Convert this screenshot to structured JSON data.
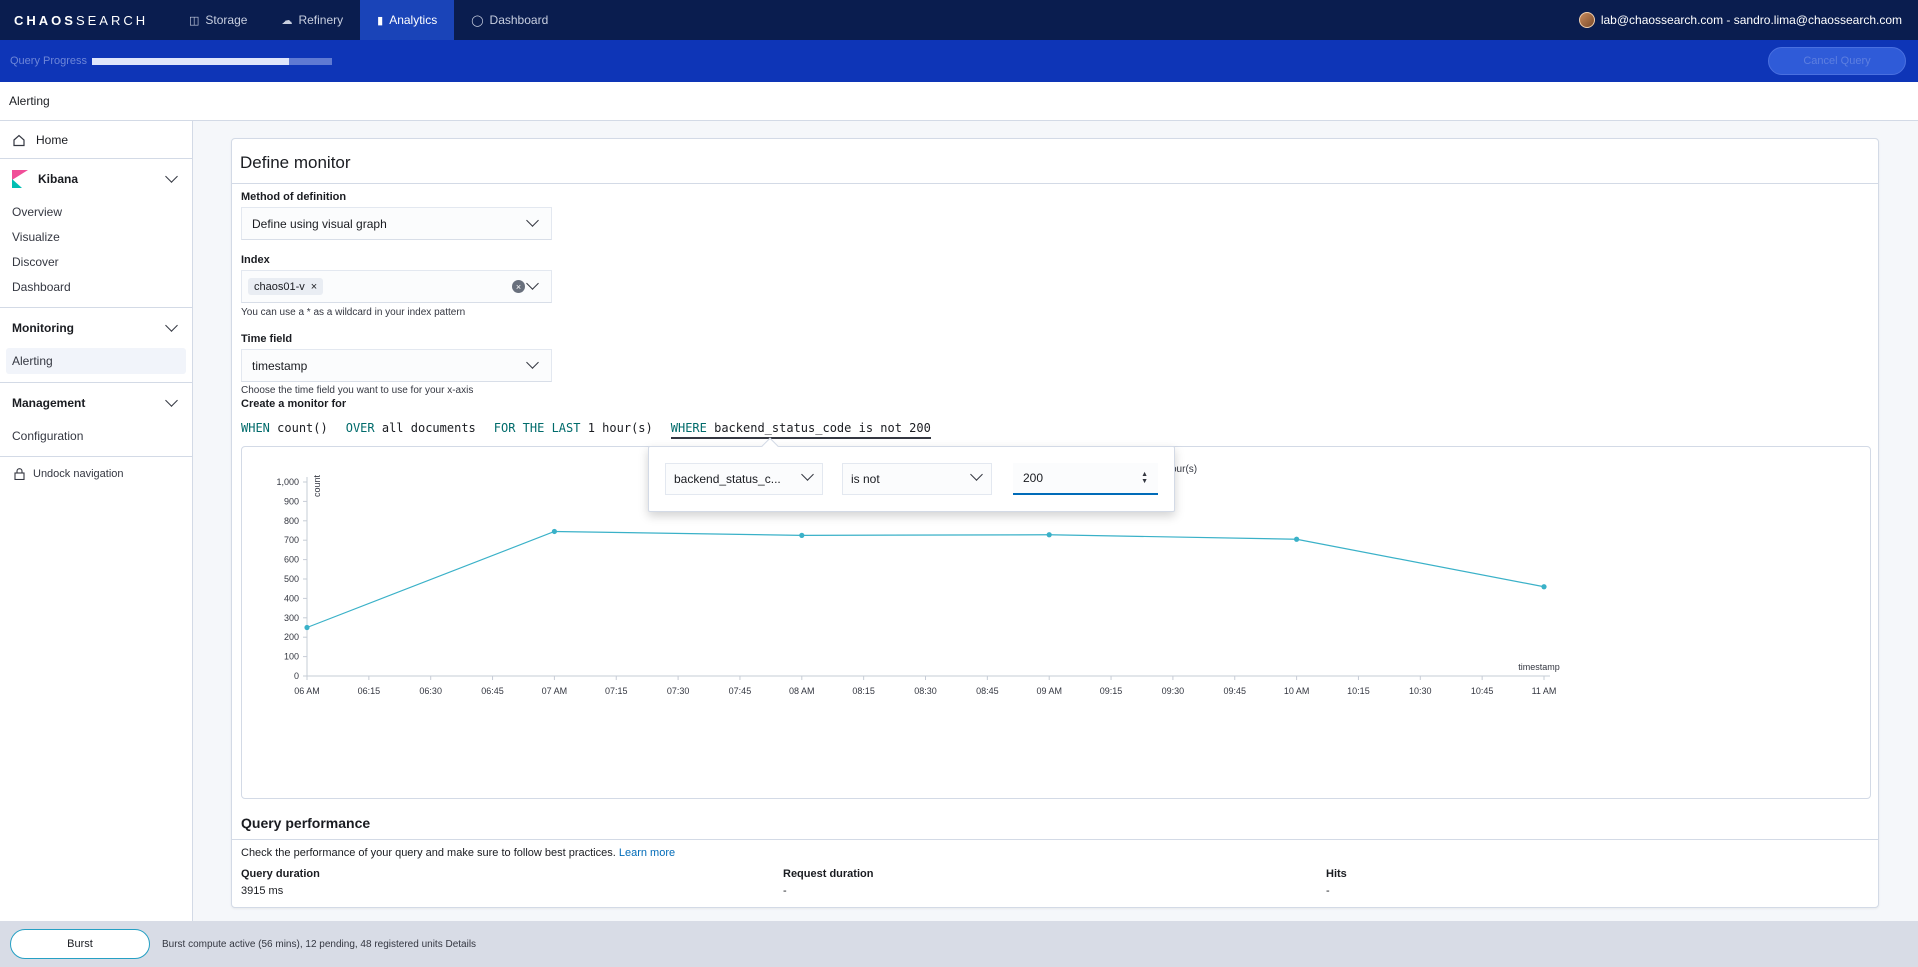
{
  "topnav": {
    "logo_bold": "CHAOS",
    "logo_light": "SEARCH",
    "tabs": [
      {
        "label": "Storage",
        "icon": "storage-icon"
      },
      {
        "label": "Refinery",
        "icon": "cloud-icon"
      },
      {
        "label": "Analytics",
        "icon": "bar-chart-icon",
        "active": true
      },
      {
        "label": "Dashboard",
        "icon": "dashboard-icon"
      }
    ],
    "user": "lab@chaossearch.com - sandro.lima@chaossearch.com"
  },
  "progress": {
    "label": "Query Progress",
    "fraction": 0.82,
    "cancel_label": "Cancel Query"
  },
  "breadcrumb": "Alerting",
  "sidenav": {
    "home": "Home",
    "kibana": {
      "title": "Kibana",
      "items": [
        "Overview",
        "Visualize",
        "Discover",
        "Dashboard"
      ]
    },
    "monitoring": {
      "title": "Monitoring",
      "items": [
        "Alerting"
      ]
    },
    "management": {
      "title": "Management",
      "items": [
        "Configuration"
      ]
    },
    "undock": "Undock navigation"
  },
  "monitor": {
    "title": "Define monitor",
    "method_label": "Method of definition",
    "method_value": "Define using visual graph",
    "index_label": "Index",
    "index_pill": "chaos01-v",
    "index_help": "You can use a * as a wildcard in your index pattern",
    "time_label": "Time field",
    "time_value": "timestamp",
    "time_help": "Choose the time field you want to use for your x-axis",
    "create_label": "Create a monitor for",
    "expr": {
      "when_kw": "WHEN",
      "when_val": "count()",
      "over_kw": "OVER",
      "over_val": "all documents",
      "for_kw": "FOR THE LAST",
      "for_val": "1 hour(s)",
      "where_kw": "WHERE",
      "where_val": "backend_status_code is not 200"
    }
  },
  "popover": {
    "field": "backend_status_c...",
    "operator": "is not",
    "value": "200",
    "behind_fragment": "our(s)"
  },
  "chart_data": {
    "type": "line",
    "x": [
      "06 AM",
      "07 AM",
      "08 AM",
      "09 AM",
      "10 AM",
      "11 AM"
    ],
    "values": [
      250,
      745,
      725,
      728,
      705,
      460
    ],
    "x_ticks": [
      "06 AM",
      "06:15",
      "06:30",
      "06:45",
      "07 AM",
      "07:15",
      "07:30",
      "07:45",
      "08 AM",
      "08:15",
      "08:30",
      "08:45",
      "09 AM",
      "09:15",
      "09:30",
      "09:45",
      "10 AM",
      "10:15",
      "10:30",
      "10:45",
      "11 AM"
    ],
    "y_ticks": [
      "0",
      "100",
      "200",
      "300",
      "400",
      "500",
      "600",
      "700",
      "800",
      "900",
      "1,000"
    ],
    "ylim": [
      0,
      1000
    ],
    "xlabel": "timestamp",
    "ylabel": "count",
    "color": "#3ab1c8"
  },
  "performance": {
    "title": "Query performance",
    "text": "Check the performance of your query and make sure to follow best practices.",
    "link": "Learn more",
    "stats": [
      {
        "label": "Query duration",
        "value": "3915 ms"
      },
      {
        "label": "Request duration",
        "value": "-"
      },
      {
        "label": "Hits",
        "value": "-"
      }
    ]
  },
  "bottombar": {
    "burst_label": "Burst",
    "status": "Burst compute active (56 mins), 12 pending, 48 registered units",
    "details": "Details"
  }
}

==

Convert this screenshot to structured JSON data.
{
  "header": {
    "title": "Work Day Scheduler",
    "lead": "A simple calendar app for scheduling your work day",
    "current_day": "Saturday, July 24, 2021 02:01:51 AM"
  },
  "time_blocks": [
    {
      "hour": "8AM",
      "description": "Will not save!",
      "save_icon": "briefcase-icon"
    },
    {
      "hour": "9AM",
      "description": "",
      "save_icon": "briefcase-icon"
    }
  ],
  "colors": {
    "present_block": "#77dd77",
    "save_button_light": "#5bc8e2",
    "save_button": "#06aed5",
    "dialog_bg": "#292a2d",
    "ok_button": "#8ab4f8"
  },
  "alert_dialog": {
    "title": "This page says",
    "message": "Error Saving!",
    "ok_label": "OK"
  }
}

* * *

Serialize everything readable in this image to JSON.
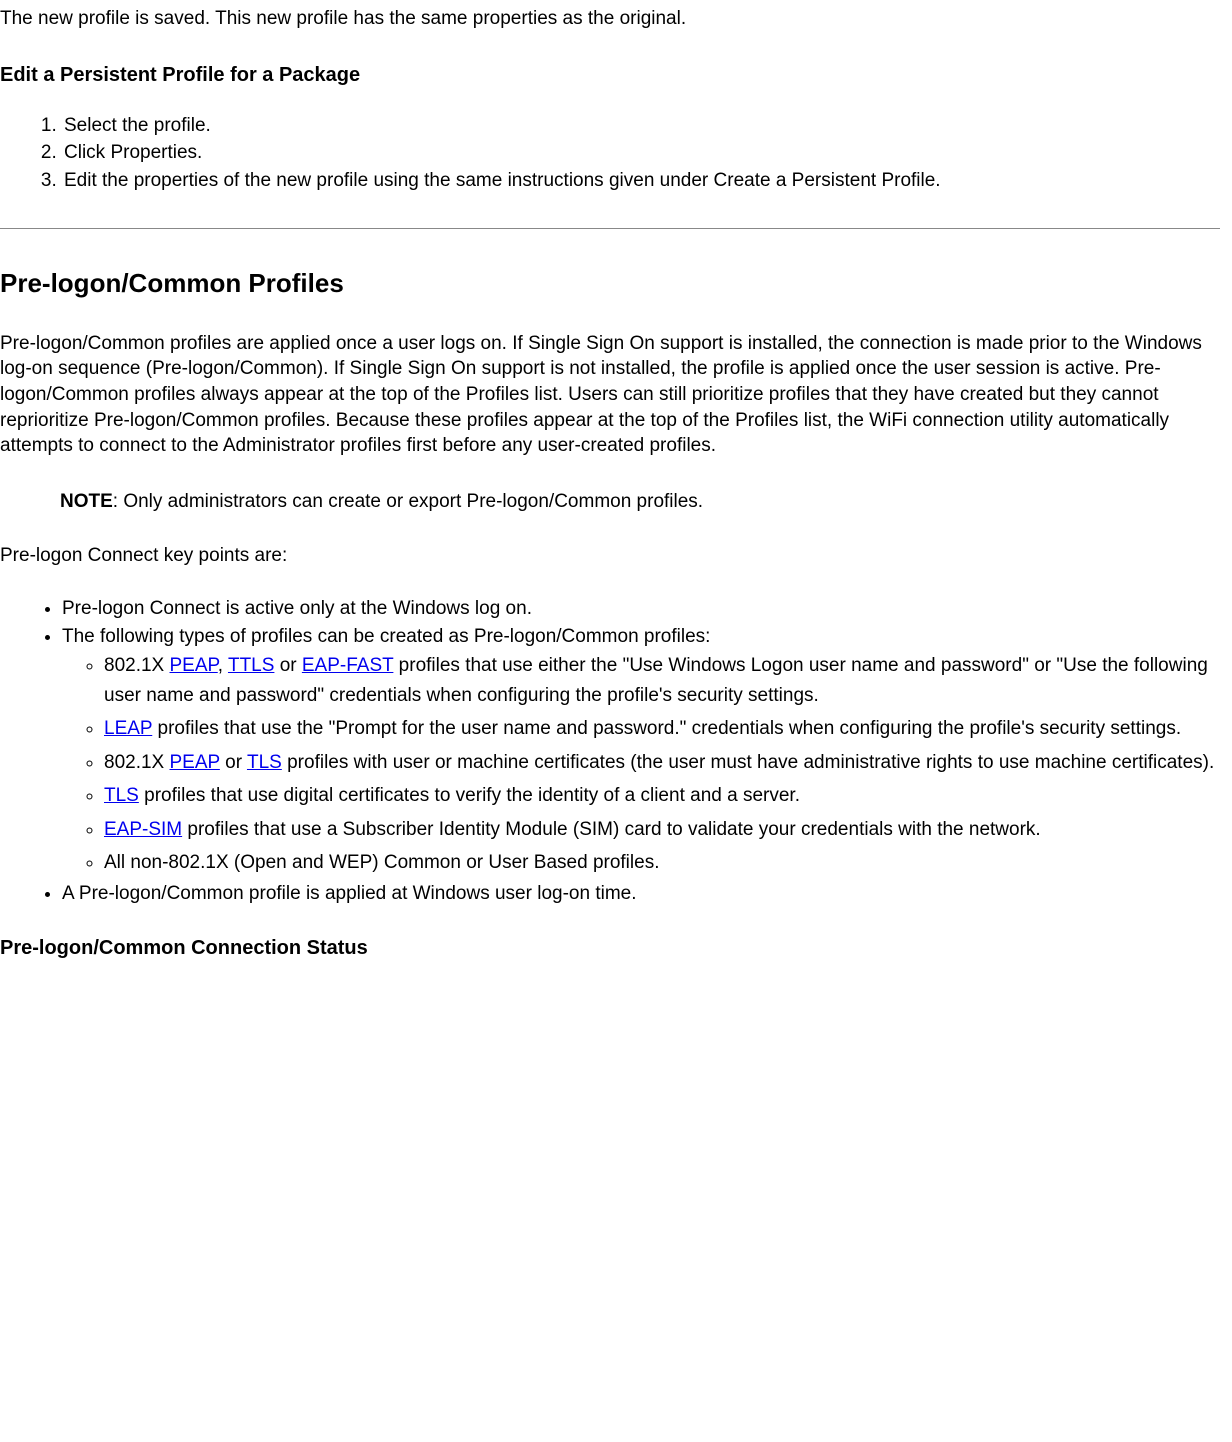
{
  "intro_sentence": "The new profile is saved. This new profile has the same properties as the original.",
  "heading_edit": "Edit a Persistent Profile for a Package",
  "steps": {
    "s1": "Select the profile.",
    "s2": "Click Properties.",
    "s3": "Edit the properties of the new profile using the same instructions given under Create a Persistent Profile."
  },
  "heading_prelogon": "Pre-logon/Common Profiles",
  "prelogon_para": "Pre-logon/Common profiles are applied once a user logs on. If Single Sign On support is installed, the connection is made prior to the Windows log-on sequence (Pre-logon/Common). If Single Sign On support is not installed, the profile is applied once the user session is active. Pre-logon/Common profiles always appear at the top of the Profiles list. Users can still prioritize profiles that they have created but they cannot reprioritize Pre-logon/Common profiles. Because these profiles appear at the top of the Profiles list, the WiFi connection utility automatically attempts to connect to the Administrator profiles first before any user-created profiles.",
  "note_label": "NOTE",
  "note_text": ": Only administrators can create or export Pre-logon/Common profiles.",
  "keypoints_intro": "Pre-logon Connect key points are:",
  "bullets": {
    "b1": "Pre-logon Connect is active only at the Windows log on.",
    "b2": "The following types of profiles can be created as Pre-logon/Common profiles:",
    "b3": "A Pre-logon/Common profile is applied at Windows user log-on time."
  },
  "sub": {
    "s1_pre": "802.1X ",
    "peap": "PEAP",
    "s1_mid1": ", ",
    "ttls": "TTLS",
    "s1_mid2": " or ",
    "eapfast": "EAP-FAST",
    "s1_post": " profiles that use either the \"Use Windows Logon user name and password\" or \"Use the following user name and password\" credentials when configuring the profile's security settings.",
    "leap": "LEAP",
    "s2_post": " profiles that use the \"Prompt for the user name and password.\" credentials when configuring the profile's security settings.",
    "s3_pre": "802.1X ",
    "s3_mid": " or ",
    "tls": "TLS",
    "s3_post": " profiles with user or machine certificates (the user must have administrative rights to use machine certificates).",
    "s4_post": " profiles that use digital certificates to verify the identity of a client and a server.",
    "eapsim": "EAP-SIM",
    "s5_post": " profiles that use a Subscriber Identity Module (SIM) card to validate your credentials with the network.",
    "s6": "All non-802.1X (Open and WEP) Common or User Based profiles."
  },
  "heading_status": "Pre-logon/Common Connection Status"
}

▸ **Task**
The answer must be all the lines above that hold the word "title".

▸ **Solution to this exercise**
      "title": "Kibana",
      "title": "Monitoring",
      "title": "Management",
    "title": "Define monitor",
    "title": "Query performance",
    "title": "Work Day Scheduler",
    "title": "This page says",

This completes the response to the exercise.